Determine the number of lines in the data that contain "range". Answer with that number only.

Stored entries
■ ■ ■ ■ ■ ■ ■

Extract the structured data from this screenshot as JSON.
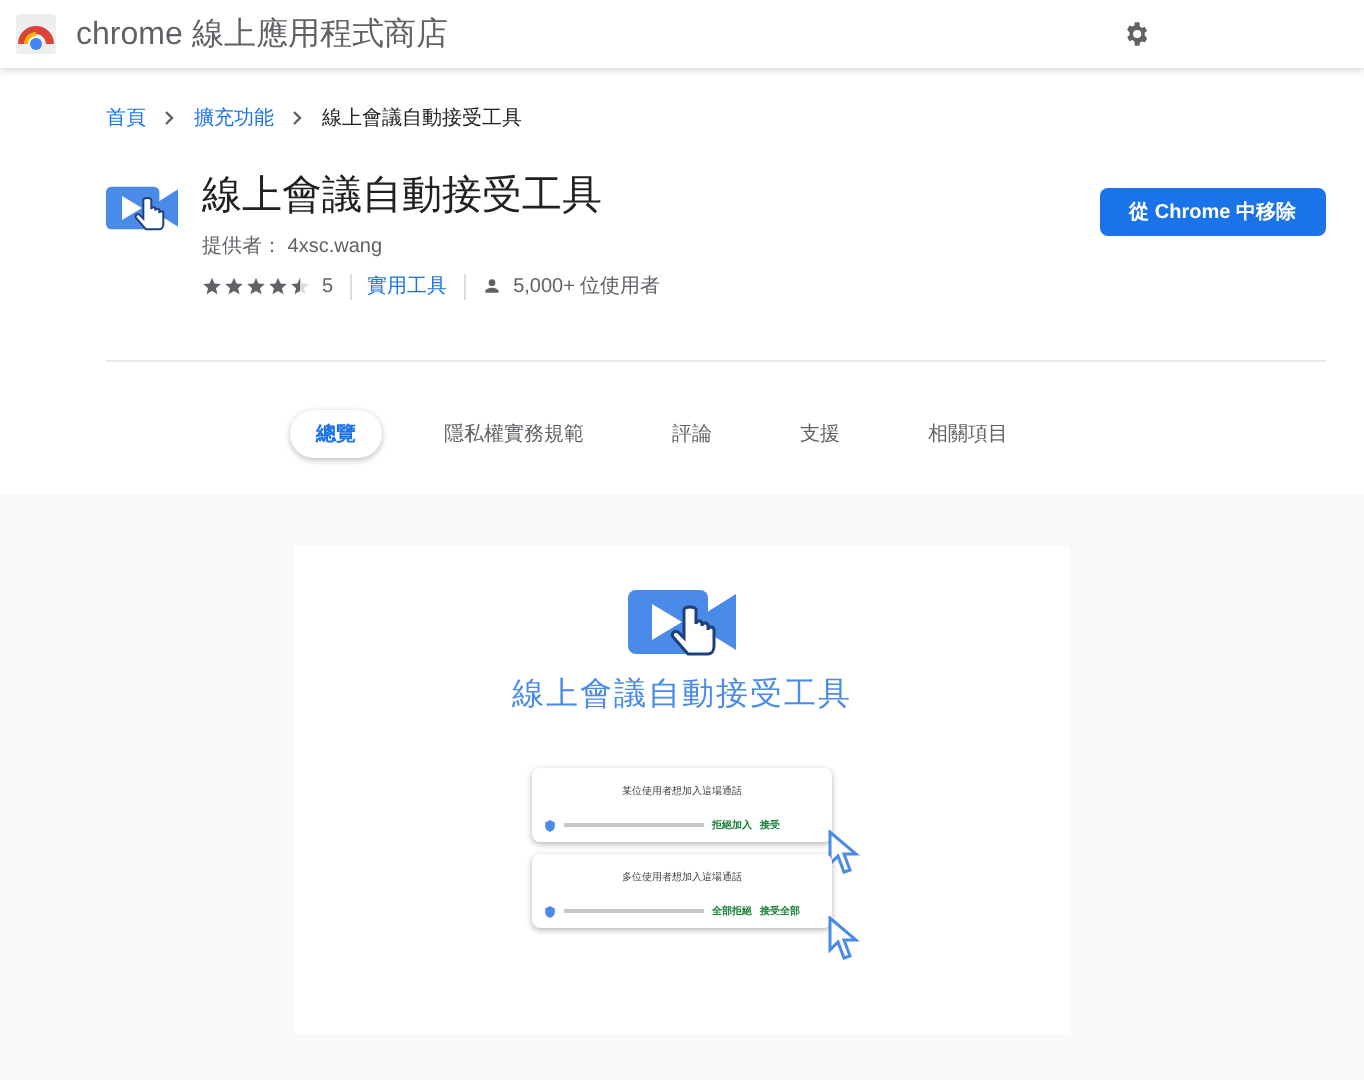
{
  "header": {
    "title": "chrome 線上應用程式商店"
  },
  "breadcrumb": [
    {
      "label": "首頁",
      "link": true
    },
    {
      "label": "擴充功能",
      "link": true
    },
    {
      "label": "線上會議自動接受工具",
      "link": false
    }
  ],
  "extension": {
    "name": "線上會議自動接受工具",
    "provider": "提供者： 4xsc.wang",
    "stars": 4.5,
    "rating_count": "5",
    "category": "實用工具",
    "users": "5,000+ 位使用者",
    "action_button": "從 Chrome 中移除"
  },
  "tabs": [
    {
      "label": "總覽",
      "selected": true
    },
    {
      "label": "隱私權實務規範",
      "selected": false
    },
    {
      "label": "評論",
      "selected": false
    },
    {
      "label": "支援",
      "selected": false
    },
    {
      "label": "相關項目",
      "selected": false
    }
  ],
  "preview": {
    "title": "線上會議自動接受工具",
    "dialogs": [
      {
        "heading": "某位使用者想加入這場通話",
        "buttons": [
          "拒絕加入",
          "接受"
        ]
      },
      {
        "heading": "多位使用者想加入這場通話",
        "buttons": [
          "全部拒絕",
          "接受全部"
        ]
      }
    ]
  }
}
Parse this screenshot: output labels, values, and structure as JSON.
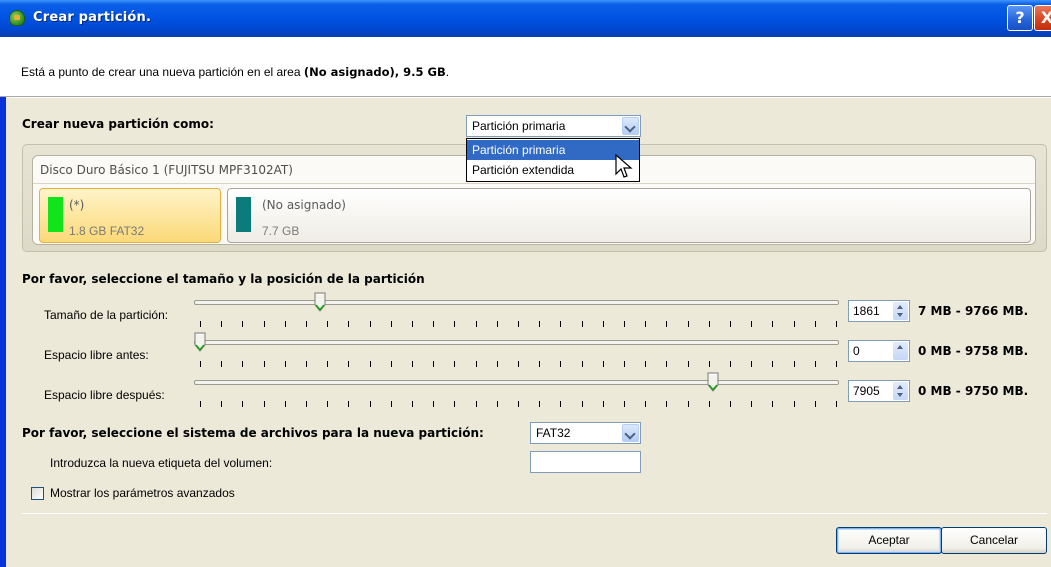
{
  "window": {
    "title": "Crear partición.",
    "help_glyph": "?",
    "close_glyph": "X"
  },
  "intro": {
    "prefix": "Está a punto de crear una nueva partición en el area ",
    "bold": "(No asignado), 9.5 GB",
    "suffix": "."
  },
  "partition_type": {
    "label": "Crear nueva partición como:",
    "selected": "Partición primaria",
    "options": [
      "Partición primaria",
      "Partición extendida"
    ],
    "highlighted": "Partición primaria"
  },
  "disk": {
    "title": "Disco Duro Básico 1 (FUJITSU MPF3102AT)",
    "partitions": [
      {
        "name": "(*)",
        "detail": "1.8 GB FAT32",
        "color": "#11e41a",
        "selected": true
      },
      {
        "name": "(No asignado)",
        "detail": "7.7 GB",
        "color": "#0b7b7b",
        "selected": false
      }
    ]
  },
  "size_section": {
    "heading": "Por favor, seleccione el tamaño y la posición de la partición",
    "rows": [
      {
        "label": "Tamaño de la partición:",
        "value": "1861",
        "range": "7 MB - 9766 MB.",
        "slider_fraction": 0.19
      },
      {
        "label": "Espacio libre antes:",
        "value": "0",
        "range": "0 MB - 9758 MB.",
        "slider_fraction": 0.0
      },
      {
        "label": "Espacio libre después:",
        "value": "7905",
        "range": "0 MB - 9750 MB.",
        "slider_fraction": 0.81
      }
    ]
  },
  "filesystem": {
    "label": "Por favor, seleccione el sistema de archivos para la nueva partición:",
    "selected": "FAT32"
  },
  "volume_label": {
    "label": "Introduzca la nueva etiqueta del volumen:",
    "value": ""
  },
  "advanced": {
    "label": "Mostrar los parámetros avanzados",
    "checked": false
  },
  "buttons": {
    "ok": "Aceptar",
    "cancel": "Cancelar"
  }
}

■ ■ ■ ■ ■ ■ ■

Response to the exercise
3